First, I want to thank all the dedicated readers of my articles.
I am always pleasantly surprised at the calls and emails I receive with comments or questions about a recipe.
What really surprises me is the amount of people who save the recipes. I often receive messages about a recipe I had written last year that people liked and now they can’t find it and would I resend it to them. I am always happy to respond.
Then I remember going through some old cookbooks I found in a used bookstore, and everyone had recipes from a newspaper or handwritten recipes in them between the pages of the book. This must be something that is passed down from generation to generation in families.
I found them in my mother’s cook books, and I see my wife does the same thing. Funny thing, she doesn’t save my recipes. I asked her about that and she said, “why bother, I have you.”
One day I will finish writing my cookbook and maybe that will help everyone. Here are a few things I found written: Drippings is fat from roasting, frying or boiling meat and fat trimmings. All fat coming into the house should be saved and used for griddle cakes and baking. How about some home-made cereal called Toast Tea: one cup toast crumbs and four cups boiling water, roll toast left over from breakfast with a rolling pin, add boiling water to the crumbs, stir until partly dissolved. Serve hot with sugar and milk. I wonder what Dr. Kellogg would think of that?!
What about this recipe? Scrambled egg: beat 4 eggs light, add 1 tablespoon flour, 1 teaspoon baking powder, 1 teaspoon salt, pepper to taste, and beat again. Add 1 cup milk or milk and water mixed and pour into warm, greased frying pan with fat drippings. Stir the mixture constantly over a very low fire until the eggs are cooked, but not tough.
So much for the good old days' recipes being saved or written down. I found a recipe years ago that I really enjoyed. It is simple to make and tastes great. If you like cornbread, you will really enjoy this southern style Spoon Bread. It is called spoon bread because it is so moist you have to spoon it out and not cut it into squares.

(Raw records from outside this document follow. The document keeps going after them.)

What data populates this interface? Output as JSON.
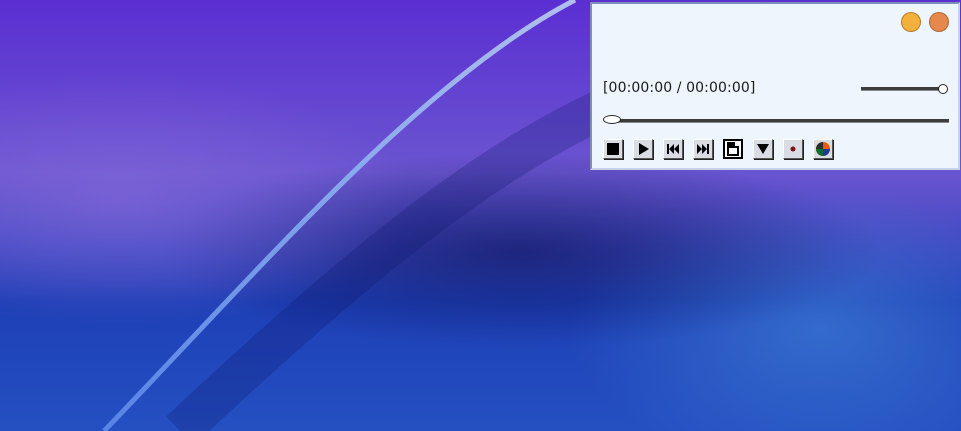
{
  "desktop": {
    "wallpaper": "blue-violet-abstract",
    "colors": {
      "top": "#5b2fd2",
      "bottom": "#2450c2",
      "streak": "#8fb0f0"
    }
  },
  "player": {
    "window_buttons": [
      {
        "name": "minimize",
        "color": "#f2b13d"
      },
      {
        "name": "close",
        "color": "#e4884e"
      }
    ],
    "time": {
      "current": "00:00:00",
      "total": "00:00:00",
      "display": "[00:00:00 / 00:00:00]"
    },
    "volume_level": 1.0,
    "seek_position": 0.0,
    "controls": [
      {
        "name": "stop",
        "icon": "stop-icon"
      },
      {
        "name": "play",
        "icon": "play-icon"
      },
      {
        "name": "rewind",
        "icon": "rewind-icon"
      },
      {
        "name": "fast-forward",
        "icon": "fast-forward-icon"
      },
      {
        "name": "open-file",
        "icon": "file-icon"
      },
      {
        "name": "menu",
        "icon": "down-triangle-icon"
      },
      {
        "name": "record",
        "icon": "record-dot-icon"
      },
      {
        "name": "color-settings",
        "icon": "color-wheel-icon"
      }
    ]
  }
}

Stir 2 cups milk into 1 cup cornmeal; cook until the consistency of mush. Remove from heat, add 1 cup milk, 2 tablespoons butter and 1 teaspoon each baking powder and salt. Stir a moderate amount into 3 beaten egg yolks; return to mixture. Fold in 3 stiffly beaten egg whites. Bake in a greased 2-quart casserole at 325 degrees for 55 minutes. Serve with butter.
Costa Magoulas is dean of the Mori Hosseini College of Hospitality and Culinary Management at Daytona State College. Contact him at (386) 506-3578 or email@example.com.